* [Data to examine]
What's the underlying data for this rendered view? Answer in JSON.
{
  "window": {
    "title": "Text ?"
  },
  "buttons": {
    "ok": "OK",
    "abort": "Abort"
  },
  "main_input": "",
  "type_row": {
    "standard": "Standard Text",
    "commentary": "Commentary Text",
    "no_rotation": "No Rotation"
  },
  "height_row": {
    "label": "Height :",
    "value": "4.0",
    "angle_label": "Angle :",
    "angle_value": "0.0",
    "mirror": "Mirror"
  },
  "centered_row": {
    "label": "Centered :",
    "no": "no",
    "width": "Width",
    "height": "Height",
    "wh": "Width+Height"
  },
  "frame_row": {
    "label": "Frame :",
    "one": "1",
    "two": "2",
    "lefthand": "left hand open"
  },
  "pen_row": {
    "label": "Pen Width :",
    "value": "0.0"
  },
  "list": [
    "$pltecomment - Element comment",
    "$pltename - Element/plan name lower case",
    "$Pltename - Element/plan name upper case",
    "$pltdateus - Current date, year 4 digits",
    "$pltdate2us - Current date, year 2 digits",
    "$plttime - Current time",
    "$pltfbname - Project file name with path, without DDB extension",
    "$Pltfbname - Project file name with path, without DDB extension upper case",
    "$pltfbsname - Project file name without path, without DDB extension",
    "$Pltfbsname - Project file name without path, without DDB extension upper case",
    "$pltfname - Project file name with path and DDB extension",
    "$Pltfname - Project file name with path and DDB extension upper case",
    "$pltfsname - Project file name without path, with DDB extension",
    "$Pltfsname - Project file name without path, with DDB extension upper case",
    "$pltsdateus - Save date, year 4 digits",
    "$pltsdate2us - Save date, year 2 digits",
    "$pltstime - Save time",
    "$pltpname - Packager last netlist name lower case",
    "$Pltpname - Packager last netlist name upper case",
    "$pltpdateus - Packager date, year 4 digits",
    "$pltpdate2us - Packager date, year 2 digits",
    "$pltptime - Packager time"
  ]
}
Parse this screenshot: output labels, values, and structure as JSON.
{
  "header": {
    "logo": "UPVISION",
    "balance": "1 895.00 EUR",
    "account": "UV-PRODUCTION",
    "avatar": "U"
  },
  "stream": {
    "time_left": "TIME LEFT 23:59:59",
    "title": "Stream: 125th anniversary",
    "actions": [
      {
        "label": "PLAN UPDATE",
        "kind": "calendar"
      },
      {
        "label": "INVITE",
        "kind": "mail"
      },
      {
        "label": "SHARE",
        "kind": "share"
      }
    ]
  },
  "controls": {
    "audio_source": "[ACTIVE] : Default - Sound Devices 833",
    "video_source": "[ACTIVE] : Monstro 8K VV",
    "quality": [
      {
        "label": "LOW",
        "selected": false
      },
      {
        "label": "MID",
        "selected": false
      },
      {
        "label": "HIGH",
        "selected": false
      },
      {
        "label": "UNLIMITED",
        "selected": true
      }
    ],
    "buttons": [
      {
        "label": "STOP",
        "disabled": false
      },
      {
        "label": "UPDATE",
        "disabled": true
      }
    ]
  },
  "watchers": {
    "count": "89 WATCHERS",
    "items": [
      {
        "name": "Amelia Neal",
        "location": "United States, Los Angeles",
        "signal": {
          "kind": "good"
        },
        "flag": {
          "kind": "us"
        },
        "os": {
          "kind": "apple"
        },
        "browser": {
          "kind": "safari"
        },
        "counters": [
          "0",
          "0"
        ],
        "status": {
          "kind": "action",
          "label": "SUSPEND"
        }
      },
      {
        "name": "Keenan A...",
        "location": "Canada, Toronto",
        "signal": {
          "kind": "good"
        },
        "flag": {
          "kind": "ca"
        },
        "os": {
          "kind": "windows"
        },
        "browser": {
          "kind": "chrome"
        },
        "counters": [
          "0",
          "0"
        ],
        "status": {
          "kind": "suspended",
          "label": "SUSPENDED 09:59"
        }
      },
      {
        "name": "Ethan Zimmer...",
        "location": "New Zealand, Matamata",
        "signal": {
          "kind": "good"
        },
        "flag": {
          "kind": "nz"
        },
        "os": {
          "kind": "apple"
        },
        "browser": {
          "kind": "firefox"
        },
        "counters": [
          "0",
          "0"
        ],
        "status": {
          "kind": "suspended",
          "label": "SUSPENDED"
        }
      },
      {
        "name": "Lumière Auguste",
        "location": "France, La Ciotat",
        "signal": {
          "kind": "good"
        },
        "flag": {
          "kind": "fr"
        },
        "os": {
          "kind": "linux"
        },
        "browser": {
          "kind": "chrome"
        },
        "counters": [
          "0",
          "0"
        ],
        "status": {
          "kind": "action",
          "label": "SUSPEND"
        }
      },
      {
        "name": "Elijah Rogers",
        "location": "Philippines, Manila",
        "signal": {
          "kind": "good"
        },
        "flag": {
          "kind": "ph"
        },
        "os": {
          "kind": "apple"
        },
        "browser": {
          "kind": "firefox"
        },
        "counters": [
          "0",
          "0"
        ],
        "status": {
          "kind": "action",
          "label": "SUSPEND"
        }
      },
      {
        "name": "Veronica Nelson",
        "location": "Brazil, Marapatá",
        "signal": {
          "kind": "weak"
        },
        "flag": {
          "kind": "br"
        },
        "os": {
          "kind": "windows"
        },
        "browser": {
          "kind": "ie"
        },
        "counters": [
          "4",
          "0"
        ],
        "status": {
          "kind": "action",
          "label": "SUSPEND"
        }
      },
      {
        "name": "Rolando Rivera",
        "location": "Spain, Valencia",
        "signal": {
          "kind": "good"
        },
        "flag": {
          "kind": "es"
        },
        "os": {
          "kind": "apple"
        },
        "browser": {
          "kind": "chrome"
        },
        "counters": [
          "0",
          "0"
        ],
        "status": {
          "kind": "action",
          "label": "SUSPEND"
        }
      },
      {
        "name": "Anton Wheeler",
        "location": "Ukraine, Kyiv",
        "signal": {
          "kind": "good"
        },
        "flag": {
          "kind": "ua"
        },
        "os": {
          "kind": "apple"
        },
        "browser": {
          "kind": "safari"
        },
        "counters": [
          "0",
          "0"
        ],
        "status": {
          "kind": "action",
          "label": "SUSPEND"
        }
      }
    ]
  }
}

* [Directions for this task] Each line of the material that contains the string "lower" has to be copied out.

* [Task solution]
    "$pltename - Element/plan name lower case",
    "$pltpname - Packager last netlist name lower case",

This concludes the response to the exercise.